5 free things to do during a layover in Miami airport

From my discover USA travel series | Read other chapters – See photo gallery

Tips to keep yourself busy at Miami’s aeropuerto grande

Miami, located on Florida’s Atlantic coast, is the eight biggest city in USA and a hub for major airlines such as American Airlines and LAN. So if you are travelling to South America or the Caribbean, it is very likely that you would have a layover at Miami. While I cautiously avoided a stopover in USA while traveling to Mexico and Peru, the ticket prices for a flight to Ecuador were too lucrative to look over.

Staying entertained for free

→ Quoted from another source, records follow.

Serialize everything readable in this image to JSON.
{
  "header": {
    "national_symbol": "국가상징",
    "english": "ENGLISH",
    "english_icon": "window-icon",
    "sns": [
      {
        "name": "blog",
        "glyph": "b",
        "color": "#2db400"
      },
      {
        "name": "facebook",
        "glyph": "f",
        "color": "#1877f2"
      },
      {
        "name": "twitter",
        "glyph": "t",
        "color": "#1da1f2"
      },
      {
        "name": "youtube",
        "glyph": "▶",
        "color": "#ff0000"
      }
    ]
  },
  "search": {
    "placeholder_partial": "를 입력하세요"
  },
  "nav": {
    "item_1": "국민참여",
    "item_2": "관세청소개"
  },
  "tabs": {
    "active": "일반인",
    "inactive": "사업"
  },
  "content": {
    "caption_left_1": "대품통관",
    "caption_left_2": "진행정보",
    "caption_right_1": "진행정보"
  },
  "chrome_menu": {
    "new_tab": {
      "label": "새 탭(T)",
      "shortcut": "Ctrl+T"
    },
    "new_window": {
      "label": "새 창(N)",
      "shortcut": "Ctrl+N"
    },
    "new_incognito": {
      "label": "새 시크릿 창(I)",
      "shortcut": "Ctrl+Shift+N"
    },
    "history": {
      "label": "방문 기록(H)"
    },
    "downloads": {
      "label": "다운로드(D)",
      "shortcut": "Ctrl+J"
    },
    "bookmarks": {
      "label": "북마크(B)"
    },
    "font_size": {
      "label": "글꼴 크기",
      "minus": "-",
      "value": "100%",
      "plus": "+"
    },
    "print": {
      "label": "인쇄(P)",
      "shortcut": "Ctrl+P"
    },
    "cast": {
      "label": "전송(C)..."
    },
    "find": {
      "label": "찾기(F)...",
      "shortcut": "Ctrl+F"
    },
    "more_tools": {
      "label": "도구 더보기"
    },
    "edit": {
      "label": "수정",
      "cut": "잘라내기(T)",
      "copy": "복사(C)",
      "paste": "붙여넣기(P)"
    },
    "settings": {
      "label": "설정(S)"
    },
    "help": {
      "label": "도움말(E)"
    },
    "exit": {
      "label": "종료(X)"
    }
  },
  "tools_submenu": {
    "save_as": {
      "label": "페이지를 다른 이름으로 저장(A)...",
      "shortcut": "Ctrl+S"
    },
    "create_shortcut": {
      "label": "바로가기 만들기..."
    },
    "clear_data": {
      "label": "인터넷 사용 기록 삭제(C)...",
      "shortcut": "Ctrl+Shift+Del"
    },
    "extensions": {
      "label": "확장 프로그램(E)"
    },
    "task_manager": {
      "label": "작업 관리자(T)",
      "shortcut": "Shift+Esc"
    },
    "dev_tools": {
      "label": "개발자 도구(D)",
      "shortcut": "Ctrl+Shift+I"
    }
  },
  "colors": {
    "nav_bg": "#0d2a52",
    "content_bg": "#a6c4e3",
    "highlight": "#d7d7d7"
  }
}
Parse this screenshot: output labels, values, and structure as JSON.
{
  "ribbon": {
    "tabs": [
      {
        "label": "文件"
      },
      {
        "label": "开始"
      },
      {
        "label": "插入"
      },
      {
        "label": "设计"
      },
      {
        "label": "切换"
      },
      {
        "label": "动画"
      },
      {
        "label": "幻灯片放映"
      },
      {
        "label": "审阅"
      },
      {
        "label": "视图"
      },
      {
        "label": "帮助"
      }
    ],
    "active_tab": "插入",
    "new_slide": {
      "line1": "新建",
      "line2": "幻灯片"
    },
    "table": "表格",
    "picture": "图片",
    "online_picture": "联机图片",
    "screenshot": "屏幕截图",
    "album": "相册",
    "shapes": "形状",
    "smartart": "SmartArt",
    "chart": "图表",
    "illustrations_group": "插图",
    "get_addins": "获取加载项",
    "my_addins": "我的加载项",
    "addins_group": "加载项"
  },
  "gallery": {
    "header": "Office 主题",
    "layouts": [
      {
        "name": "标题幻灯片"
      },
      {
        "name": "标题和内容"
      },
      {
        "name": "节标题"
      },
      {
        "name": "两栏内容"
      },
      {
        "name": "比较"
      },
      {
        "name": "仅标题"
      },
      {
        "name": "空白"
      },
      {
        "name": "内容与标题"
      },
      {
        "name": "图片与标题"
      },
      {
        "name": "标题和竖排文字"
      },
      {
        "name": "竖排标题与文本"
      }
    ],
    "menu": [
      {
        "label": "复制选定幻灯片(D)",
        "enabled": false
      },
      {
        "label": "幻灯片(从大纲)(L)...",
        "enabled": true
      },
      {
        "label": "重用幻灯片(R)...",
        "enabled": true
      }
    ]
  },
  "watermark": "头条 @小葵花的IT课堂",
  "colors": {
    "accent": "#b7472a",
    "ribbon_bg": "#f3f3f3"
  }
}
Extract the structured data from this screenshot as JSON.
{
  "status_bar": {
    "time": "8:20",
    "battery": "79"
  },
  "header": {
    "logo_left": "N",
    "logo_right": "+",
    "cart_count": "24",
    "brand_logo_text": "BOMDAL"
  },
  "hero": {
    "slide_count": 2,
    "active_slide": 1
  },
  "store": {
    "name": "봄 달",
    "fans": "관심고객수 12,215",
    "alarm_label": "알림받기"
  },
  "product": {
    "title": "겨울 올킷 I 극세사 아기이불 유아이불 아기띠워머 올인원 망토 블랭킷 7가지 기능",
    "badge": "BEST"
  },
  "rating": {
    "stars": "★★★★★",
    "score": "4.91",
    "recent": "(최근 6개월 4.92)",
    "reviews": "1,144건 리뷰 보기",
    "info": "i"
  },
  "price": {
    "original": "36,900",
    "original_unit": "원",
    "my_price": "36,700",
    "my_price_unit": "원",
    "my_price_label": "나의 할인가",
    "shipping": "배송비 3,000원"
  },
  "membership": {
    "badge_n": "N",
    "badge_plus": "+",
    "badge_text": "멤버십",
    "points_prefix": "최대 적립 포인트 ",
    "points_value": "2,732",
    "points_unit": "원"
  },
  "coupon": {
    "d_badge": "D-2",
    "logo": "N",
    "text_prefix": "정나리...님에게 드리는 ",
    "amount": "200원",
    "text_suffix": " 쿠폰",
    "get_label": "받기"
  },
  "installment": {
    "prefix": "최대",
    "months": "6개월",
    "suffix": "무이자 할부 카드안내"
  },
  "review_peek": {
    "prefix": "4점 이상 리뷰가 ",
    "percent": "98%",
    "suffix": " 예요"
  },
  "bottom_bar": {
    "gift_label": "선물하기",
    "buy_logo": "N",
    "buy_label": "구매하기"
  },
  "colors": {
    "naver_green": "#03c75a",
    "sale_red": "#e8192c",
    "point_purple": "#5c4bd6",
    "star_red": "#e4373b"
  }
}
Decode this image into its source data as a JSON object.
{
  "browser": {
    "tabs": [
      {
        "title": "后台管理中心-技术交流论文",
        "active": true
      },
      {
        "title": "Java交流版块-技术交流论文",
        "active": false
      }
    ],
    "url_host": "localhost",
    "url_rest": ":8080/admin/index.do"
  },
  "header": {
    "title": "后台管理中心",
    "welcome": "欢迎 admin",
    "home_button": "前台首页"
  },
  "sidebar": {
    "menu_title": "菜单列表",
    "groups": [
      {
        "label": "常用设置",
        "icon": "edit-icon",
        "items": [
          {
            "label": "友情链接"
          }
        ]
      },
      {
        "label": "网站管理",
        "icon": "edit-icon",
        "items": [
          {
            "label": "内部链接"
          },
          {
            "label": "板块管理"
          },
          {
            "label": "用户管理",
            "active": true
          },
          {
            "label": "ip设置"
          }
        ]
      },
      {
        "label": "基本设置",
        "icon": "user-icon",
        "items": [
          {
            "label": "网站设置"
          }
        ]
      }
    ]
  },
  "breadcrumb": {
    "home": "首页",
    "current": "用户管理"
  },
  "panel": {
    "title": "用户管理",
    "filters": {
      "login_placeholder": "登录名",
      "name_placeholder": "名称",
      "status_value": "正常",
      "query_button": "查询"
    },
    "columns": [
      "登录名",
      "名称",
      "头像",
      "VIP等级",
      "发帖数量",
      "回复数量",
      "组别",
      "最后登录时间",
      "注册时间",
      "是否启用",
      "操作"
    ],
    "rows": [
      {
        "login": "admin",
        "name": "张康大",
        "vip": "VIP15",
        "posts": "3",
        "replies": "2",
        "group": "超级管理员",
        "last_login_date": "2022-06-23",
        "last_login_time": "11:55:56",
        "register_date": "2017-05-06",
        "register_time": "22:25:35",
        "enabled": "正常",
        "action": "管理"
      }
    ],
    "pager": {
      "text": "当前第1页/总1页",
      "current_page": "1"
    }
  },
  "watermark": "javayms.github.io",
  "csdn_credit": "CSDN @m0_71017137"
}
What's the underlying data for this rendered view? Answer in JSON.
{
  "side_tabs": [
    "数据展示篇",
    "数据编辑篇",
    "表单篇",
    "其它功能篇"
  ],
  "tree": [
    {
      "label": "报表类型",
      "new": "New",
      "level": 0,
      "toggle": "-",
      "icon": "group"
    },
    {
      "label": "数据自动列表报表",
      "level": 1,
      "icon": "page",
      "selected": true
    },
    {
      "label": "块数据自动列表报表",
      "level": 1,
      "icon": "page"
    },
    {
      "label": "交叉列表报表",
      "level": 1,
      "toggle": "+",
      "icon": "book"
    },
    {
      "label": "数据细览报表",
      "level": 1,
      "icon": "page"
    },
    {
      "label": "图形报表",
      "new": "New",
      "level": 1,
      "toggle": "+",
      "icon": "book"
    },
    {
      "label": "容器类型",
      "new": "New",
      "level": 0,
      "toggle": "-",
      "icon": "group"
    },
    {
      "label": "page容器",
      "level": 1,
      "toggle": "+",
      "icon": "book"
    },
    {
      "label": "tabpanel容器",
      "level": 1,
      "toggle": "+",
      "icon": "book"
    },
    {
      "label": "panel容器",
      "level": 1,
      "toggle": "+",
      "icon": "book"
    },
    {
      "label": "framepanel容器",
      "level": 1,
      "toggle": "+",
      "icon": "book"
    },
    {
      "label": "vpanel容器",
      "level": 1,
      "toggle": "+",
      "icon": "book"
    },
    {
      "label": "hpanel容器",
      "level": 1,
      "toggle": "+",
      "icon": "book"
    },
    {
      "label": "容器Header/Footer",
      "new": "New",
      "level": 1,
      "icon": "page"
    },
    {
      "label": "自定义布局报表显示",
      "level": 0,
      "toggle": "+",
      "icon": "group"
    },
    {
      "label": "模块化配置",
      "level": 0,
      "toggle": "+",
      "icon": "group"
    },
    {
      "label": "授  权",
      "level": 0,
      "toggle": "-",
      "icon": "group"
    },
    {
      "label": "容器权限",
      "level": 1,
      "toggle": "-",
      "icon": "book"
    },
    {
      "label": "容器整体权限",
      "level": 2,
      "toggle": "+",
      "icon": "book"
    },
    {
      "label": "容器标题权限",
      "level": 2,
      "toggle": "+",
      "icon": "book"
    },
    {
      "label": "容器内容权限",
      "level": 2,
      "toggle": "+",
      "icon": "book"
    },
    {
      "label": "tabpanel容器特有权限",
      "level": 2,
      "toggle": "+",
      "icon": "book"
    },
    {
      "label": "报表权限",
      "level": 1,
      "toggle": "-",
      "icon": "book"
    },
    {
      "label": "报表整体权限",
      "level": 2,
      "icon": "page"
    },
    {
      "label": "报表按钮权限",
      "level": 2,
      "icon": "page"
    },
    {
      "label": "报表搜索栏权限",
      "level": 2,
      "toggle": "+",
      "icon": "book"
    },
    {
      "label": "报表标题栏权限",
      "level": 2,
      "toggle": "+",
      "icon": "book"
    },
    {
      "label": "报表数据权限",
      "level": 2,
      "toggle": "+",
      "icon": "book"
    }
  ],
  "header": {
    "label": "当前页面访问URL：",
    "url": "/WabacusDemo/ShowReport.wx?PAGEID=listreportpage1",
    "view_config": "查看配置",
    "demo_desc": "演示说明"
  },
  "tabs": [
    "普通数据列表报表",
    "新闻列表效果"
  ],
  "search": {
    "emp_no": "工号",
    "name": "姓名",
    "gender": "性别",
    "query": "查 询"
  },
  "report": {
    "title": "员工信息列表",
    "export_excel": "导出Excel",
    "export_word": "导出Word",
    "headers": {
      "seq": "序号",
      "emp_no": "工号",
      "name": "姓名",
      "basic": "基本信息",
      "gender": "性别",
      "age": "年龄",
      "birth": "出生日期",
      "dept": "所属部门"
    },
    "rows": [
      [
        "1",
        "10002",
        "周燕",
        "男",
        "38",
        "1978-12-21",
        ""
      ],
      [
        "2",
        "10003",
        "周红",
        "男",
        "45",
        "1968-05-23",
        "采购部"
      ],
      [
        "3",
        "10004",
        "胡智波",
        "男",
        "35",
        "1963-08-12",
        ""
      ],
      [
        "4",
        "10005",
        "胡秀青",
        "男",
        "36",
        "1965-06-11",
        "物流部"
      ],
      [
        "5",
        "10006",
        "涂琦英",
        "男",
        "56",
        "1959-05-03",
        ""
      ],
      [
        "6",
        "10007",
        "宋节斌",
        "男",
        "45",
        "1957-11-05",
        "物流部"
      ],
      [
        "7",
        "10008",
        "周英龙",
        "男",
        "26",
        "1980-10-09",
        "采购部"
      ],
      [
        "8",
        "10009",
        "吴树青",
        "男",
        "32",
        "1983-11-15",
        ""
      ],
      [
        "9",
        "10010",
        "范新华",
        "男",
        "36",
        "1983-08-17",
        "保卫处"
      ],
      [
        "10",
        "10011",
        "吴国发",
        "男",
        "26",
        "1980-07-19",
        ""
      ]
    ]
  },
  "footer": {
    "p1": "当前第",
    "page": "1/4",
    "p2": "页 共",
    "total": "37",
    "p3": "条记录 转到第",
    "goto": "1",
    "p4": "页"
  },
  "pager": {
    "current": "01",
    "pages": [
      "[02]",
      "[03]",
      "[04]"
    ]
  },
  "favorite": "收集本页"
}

35 million passengers used this airport in 2010, making it the 12th busiest in USA. Most of the traffic occurs on concourse D also called the “north terminal”, and a hub for American Airlines. Typical layovers are 3-6 hours long, leaving time for people to go through a round of US customs, if applicable. However, if you are flying from places in Canada, you don’t need to go through US customs again, so the layover time is all yours to enjoy:

1. Take the sky train

↑ Skytrain mechanism (yes I am a geek!) and interiors. The train runs on rubber tyres with guiding metal rails on the side.

Skytrain is an automated people mover train system that shuttles passengers across the 45 gates that dot the l.9km long north terminal. It is very convenient to use and you can get some great shots of parked airplanes, and the runway where the planes land or take-off. I don’t know how many back-n-forth trips I made in this train, taking pictures and hanging out.

2. Take lots of pictures


↑ American Airlines planes on terminal D

Besides the art installations in various places, a peculiar characteristic of any airport is the number of travellers, and this number is huge in Miami. Some are excited, some are exhausted, while some are restless and some are snoring away. Look out from the glass windows and you’ll find airplanes of all shapes and sizes hanging out in the field or taking off on the runway. A photographer’s paradise I’d say.

3. Eat and shop

Miami airport has tons of restaurants, most of them overpriced and serving mediocre quality food, nothing surprising. In addition, there are numerous stores selling stuff, also overpriced, something that seems to be a characteristic of airports. But since I promised to keep this list free, I’m suggesting you keep your eyes open for promotions and free samples that are often handed out. Stop by a perfume store to checkout samples of an expensive, boutique brand of celebrity endorsed perfume, which, to be honest, I don’t get.

4. Relax

This includes everything from sitting in a quiet corner reading a book to looking out of the window watching airplanes take off. Miami airport is huge, especially the north terminal, and not all gates are busy all the time. There is usually a place to take a nap, or, if you are lucky to find a power outlet that actually works, use your laptop.

5. Stay hydrated and exercise
It is very crucial, especially during long flights, to drink fluids and stay active. This helps in overcoming fatigue and jet-lag. Unlike many airports, numerous water fountains are located throughout the airport. And if you decide to ditch the skytrain, you could walk from one end of the terminal to the other, a 1.9km lap (but please don’t run.) 😉

6. Practise Spanish, prepare for Latin America
About 68% of Miami residents speak Spanish as their first language, while only 25% speak English as their first language. So, most working class people at the airport either natively speak Spanish, or understand it extremely well. If you are the kind of person that likes to chat with people, this is the right place to get acquainted with some Español.

The city of Miami itself is a great destination and if my layover was just a bit longer, I would have ventured out to enjoy the beach. Several small towns along the gulf and atlantic coast attract vacationers to places where you can lease accommodation for a short term. At the moment Miami airport has some public transit connections but most people are forced to rely on the unsustainable modes of transport such as taxis and car rentals. This is slated to change next year with a new high speed rail line.

Did you have a layover in Miami recently? How did you keep yourself busy?

From my discover USA travel series | Read other chapters – See photo gallery